There was one voice who seemed to support the plan, who admittedly stated that there should be more representation in the committee for youth who are trying to move the neighborhood forward rather than keep “stuck”, however his voice was quickly overturned by the rest of the community who participated in this meeting exclaiming that this apartment building would not work and did not benefit the neighborhood. When asked how much rent may be in this new building, Mr. Khalatian did not know. If there were any logistical questions asked, Mr. Khalatian did not have an answer either. This only united the community in pursuing the narrative that this idea does not have the neighborhood’s best interest at heart. The community proposed other suggestions that they feel could fit that vacant lot much more, such as another restaurant, or even a park. With the voices of the community heard, a motion was made to bring the agenda to a close.
The committee all agreed to one thing; they did not think the apartment building was in the best interest of the neighborhood. After a very quick cast of the votes, One by one, each member stated their vote and ended with a unanimous vote to decline supporting the proposal of the apartment building. The next step is to compose a letter to submit to the city stating this outcome. With that, there were no other orders of business for the night and the meeting was adjourned.
Through heated discussions and a community voicing their grievances, the planned proposal for the new apartment building at the vacant site of the old Denny’s restaurant will not go ahead. The neighborhood came together and came to an agreement that what may be best for their neighborhood and community may not be a huge apartment complex. The neighborhood wants to maintain their small community and keep it intact. It remains to be seen what may take the place of the vacant lot at this time, but when plans are proposed, this community has shown, it will keep in mind, first and foremost, above all, what will benefit the neighborhood and bring long term growth to it’s community of family oriented residents and businesses.
The next Land Use Committee meeting is scheduled for Monday, February, 7, 2022. The STNC holds its General Board meeting on Wednesday, January 12, where the Land Use Committee will officially present its decision to the council.
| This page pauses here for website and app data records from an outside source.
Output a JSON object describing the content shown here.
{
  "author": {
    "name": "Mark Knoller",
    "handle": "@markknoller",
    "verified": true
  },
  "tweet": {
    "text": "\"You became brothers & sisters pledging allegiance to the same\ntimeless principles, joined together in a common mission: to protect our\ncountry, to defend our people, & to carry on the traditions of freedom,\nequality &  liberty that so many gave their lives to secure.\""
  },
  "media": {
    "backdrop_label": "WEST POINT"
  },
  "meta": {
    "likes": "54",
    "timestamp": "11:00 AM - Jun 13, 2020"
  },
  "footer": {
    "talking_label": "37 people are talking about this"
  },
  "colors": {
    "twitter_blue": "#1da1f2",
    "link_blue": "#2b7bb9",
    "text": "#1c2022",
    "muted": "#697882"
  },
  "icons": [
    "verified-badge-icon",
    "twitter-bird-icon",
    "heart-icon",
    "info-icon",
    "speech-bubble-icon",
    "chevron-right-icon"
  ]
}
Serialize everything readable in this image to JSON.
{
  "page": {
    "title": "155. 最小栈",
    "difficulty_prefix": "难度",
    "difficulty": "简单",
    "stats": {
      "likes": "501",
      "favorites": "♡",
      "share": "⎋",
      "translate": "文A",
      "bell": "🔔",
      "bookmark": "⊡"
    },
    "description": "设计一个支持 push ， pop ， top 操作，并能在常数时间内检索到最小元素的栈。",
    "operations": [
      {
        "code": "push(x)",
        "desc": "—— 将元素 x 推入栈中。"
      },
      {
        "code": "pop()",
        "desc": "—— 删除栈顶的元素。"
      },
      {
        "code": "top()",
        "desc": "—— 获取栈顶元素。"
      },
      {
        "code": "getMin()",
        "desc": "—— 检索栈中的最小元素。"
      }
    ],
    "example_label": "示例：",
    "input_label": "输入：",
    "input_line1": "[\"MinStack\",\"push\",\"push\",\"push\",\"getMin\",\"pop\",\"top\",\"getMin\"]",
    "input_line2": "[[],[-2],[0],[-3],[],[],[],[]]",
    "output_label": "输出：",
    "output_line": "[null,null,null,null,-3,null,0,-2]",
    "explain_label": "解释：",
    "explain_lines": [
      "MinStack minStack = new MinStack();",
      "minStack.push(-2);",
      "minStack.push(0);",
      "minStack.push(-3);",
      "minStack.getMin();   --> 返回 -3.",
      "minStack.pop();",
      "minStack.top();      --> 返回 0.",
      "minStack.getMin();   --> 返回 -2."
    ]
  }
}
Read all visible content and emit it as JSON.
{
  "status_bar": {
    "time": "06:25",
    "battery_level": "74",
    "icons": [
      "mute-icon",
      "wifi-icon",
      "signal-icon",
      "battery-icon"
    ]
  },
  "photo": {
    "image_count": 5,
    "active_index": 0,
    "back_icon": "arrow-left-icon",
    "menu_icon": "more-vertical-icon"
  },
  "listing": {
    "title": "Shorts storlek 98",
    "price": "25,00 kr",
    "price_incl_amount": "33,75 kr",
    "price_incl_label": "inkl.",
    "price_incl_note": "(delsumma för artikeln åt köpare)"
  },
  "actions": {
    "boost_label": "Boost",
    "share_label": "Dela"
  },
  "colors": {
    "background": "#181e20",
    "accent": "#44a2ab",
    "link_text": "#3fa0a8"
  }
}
This article was updated with multiple corrections, including the name of the representative for the proposed construction, the number of proposed parking spaces. Two sentences were adjusted for clarity regarding the meeting.